    Then attend to the texts, the songs, the stories. They have a message for you. You might think the language and ideas are archaic and at first glance that often seems true. We are part of a four thousand year evolution of Judaism. Our tradition is in flux; the way we do Judaism now is very different from how it was done in Abraham's time or in Solomon's time or even in your great-great grandparents' time. There have been times when Judaism changed by quantum leaps such as after the Destruction of the Temple when animal sacrifice came to an end and other ways of being Jewish such as prayer, rabbis and synagogues had to be invented. But often there is incremental change, so slow that you probably aren't aware of how different Judaism looks generation to generation.

    This is a tradition that requires patience. If you decide to be Jewish, you are choosing to swim in the river of history, a river that has a before, a present and a beyond. You can't rush it. It's moving at its own pace. Change happens. We here are in that river. So right now when you look for your personal message in the text, it may or may not come in the form of a complete prayer that makes sense to you from beginning to end. It may come in the form of one word that jumps out at you. Maybe the word Faith or the word Enter, who knows?

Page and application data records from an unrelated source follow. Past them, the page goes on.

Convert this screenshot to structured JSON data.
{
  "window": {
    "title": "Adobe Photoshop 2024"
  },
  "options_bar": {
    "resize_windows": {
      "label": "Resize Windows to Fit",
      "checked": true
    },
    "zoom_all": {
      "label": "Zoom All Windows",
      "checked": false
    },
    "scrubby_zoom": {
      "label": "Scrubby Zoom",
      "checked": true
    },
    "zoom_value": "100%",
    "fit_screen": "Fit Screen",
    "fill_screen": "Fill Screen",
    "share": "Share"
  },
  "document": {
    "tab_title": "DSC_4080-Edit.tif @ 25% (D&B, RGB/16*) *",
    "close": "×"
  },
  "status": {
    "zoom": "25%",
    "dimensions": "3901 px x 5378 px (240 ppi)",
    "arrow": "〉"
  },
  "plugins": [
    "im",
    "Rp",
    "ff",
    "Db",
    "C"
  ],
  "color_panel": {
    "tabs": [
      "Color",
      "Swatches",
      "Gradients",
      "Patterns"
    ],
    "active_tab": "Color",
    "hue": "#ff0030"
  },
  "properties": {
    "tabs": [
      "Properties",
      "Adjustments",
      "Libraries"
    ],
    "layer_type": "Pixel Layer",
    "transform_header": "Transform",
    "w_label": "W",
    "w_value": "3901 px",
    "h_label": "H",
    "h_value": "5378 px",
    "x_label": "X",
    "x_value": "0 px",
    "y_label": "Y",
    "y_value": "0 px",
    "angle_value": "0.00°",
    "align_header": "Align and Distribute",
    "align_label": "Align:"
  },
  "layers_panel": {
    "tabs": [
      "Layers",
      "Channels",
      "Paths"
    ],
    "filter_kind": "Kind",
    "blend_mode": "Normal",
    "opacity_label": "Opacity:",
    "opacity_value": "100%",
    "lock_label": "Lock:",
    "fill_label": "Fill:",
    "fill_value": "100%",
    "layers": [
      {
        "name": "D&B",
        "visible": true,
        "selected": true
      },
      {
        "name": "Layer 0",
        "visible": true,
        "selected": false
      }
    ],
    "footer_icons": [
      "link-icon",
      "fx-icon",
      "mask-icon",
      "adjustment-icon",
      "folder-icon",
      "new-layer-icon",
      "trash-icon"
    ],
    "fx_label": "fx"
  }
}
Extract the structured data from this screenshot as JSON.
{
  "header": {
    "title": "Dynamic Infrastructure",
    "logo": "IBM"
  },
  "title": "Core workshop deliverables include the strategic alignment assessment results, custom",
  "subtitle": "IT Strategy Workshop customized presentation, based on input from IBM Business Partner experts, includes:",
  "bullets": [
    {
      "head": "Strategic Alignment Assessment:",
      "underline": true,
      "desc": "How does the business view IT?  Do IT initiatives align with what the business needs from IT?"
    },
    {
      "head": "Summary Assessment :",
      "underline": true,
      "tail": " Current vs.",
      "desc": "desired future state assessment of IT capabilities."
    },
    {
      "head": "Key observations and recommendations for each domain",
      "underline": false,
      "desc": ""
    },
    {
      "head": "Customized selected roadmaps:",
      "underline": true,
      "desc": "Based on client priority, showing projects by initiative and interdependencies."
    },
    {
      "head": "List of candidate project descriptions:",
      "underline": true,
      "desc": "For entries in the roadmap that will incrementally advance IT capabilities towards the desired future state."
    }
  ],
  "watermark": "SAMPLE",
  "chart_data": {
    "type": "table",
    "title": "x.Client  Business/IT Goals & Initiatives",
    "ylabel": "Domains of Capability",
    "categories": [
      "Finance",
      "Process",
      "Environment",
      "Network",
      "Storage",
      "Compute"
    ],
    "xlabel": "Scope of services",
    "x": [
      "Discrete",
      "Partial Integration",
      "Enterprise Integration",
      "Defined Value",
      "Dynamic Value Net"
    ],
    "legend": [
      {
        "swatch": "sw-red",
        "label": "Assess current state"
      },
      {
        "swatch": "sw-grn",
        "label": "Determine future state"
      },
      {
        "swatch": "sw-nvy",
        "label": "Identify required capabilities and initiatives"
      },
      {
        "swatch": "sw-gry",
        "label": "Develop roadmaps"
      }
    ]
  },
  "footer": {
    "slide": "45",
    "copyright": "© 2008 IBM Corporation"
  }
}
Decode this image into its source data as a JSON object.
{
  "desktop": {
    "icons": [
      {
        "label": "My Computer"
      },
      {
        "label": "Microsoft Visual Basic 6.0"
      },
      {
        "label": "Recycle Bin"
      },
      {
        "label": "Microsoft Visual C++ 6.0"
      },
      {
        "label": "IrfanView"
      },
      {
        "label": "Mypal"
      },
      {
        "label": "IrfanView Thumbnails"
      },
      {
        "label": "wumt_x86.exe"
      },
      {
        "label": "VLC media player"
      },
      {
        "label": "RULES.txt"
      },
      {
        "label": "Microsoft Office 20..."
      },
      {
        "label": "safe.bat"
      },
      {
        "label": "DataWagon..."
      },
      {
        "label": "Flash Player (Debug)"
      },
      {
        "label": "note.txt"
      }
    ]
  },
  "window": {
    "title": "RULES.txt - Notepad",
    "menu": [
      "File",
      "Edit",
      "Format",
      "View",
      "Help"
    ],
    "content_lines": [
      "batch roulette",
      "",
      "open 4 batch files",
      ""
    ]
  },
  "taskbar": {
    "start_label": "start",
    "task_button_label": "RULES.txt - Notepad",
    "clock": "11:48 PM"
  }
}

    You could distance yourself from what is happening here by saying, that language doesn't make sense to me, I don't relate to a power in the sky that has unfathomable capabilities, it seems so old fashioned. I agree that some of the traditional language of the machzor is out of synch with our sensibilities in a contemporary world. Nevertheless, I invite you tonight to ride up over that concern, and, in the teaching of Rabbi Shefa Gold, "close the back door that distances you from this experience."

    When you close the back door that lets you escape from Being Here, you silence the rational mind that is a chattering inner critic always analyzing and finding fault. Instead of feeding that part of the mind, drop deeper into a different state. Tune in to the mystery, to the unknown. Ask where is the blessing for me here? How can I open myself to it?

    The blessing that you find in these Holy Days, when you discover it, will allow you to be clearer and more centered, calmer and more compassionate. It will help you clear the blockages that limit your awareness of your own inner abundant and overflowing shofar.

    Are you ready for the blessing? You might want to sit in a receiving posture. Prepare the space to receive the blessing with deep breathing.

    (Hebrew and English Priestly Blessing)

    May God bless you and keep you.
    May God's presence shine upon you.
    May God lift you up and grant you peace.

    Love and Blessings.

    (Thanks to Rabbi Shefa Gold and Reb Zalman, as always, for their teaching of Torah.}

    :: 215-629-1995